England focus on T20 as Test, IPL debate goes on
- The ECB’s rotation policy during the Test series against India and Sri Lanka left many of their former players miffed.
The term second string has a stop-gap ring to it. The Indian team though is lucky on that front as even their current back-up options showed they are capable of returning with a Test series win from one of the hardest places to tour in cricket – Australia.
Few other teams have such deep player resources to be able to field two XIs with almost equal firepower. In a World Cup year, it can prove tricky in allocating resources. That theme has been central to the raging debate in English cricket. Does it make sense to undercut other formats (mainly Test) to go full tilt preparing for the T20 World Cup, to be held later this year in India?
The ECB’s rotation policy during the Test series against India and Sri Lanka left many of their former players miffed. Their main accusation: why not go full strength in Tests against a team like India when itis done for T20s?

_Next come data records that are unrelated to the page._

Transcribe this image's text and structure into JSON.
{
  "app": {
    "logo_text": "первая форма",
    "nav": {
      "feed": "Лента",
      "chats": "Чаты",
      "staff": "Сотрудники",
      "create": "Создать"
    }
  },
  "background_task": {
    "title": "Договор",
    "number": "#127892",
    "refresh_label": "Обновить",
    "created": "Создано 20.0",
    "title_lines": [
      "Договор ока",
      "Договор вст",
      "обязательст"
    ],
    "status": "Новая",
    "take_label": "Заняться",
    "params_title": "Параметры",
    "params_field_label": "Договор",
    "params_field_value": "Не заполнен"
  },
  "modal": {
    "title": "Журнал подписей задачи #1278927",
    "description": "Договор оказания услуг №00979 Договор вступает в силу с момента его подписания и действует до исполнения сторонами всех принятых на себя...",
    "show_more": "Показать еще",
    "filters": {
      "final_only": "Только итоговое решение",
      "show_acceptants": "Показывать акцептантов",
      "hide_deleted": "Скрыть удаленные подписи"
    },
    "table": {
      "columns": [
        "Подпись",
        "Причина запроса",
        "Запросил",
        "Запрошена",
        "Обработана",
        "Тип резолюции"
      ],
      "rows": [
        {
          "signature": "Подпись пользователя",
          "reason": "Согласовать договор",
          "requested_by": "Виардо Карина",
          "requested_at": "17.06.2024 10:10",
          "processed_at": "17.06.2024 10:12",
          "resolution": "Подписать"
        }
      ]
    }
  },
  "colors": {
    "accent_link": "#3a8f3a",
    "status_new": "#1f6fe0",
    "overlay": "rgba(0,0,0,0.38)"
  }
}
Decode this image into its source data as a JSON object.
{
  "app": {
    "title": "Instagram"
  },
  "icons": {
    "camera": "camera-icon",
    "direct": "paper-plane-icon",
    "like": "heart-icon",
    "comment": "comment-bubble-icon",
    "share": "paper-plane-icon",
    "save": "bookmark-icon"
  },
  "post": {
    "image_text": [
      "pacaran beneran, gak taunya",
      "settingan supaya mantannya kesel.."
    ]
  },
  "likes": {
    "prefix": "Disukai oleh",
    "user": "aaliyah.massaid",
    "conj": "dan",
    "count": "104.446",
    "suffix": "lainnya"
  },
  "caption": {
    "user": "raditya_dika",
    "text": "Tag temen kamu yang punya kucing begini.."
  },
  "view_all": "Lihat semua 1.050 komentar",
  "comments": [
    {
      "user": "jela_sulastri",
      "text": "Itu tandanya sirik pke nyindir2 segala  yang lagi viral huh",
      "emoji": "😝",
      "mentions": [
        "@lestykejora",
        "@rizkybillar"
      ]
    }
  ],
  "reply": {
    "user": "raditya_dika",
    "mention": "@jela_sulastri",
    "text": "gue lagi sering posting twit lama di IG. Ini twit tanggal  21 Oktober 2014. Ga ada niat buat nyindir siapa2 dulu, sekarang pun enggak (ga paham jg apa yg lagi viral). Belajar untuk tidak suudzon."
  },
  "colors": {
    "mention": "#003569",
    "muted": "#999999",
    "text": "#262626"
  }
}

As things stand, the England XI that will take the field in the five-T20I series against India starting Friday will look distinctly different in character to the side that lost the Test series. It will be a mighty one too.
Since their loss to India in 2018, England have gone unbeaten in their last eight T20I series, with the latest win coming in South Africa last November. The No. 1 ranking in T20Is and ODIs substantiates that limited overs dominance. With Eoin Morgan, the ODI World Cup-winning captain, at the helm they will be expected to give a much better show against the hosts. Morgan has had his way in getting a strong squad to test the waters before the World Cup. Senior players like Jos Buttler, Jonny Bairstow and Moeen Ali who were rotated in the Test series, will be available for the entire T20I series.
T20 or Test?
It has left former England captains wondering where the power centre of English cricket lies--with Morgan or Joe Root, Test captain and acclaimed as one of the top four batsmen of the current generation. This also throws up a debate whether teams can be faulted for focusing on T20s in a World Cup year than going all out to get a good result in a bilateral Test series, however big it may be?
Former England captain Michael Vaughan is frustrated. “It is very clear where the leadership power lies in English cricket - it is with Eoin Morgan and not Joe Root. I am pretty sure that Morgan went to the selectors and Ashley Giles and said he wanted his best team at all times this year in Twenty20, so he could build for the World Cup in India in October. He has his wish,” the Ashes-winning skipper wrote in a column for The Telegraph.
“I understand rotation. Nobody argues against the fact players need breaks from Covid bubbles but the frustration for me as a lover of the game’s longest format is why has our Test team been weakened this winter, yet the Twenty20 side is at full strength? When you win a World Cup as captain you are bombproof.”
Vaughan’s opinion has merit as several England players and coach Chris Silverwood have admitted that they will be giving equal importance to the IPL and Test series against New Zealand. While IPL ends on May 30, the series against the Kiwis starts on June 2. Not all England players will be available then in the preparatory phase and the opening Test.
All-rounder Sam Curran, who plays for Chennai Super Kings, for example, is clear that playing in IPL will help his selection chances more for the October-November T20 World Cup.
“You have to see how the IPL tournament pans out, if you missed the qualifications I presume you’ll be most likely to be available for those Tests,” Curran said. “But if you are in the final, it might be a bit different. It’s great as a player to be playing in that tournament, especially with the T20 World Cup in India, it’s going to be great preparation.”
Explosive wicketkeeper-batsman Buttler added the monetary factor as well.
"I completely understand certain people will have an opinion one way and certain people another way," the England vice-captain said on Monday. "All I can say is the IPL has had an outstanding effect on English cricket so far and the individuals involved in it.
"The tournament is the biggest in the whole of cricket in terms of money. Careers can be short...It makes it a tough decision. Of course, the schedule at the moment is very tough and there is no perfect balance to it."
Even Silverwood has conceded that his players will be staying for the full length of the IPL.
“We haven’t looked at selection for the Test yet but, for me, playing for your country is a big thing. It’s difficult to change anything, so they’ll be staying for the whole IPL as it stands,” Silverwood said.
Though batting legend Geoffrey Boycott has said ECB “must stop treating players in a namby-pamby way”, T20Is now have grown into a far bigger entity than an extension of the cash rich T20 leagues. Only in February, South Africa Test captain Faf du Plessis retired from the format to concentrate on T20s. Even in the England squad, the 33-year-old leg-spinner Adil Rashid has made known his intention to concentrate mainly on limited overs.
It has long been accepted what Buttler said in an interview to this paper in 2018, “I don’t think we should have that snobbery that if you play cricket, you need to play all formats.”
As for objections by the purists, a second ICC title in two years can take care of that.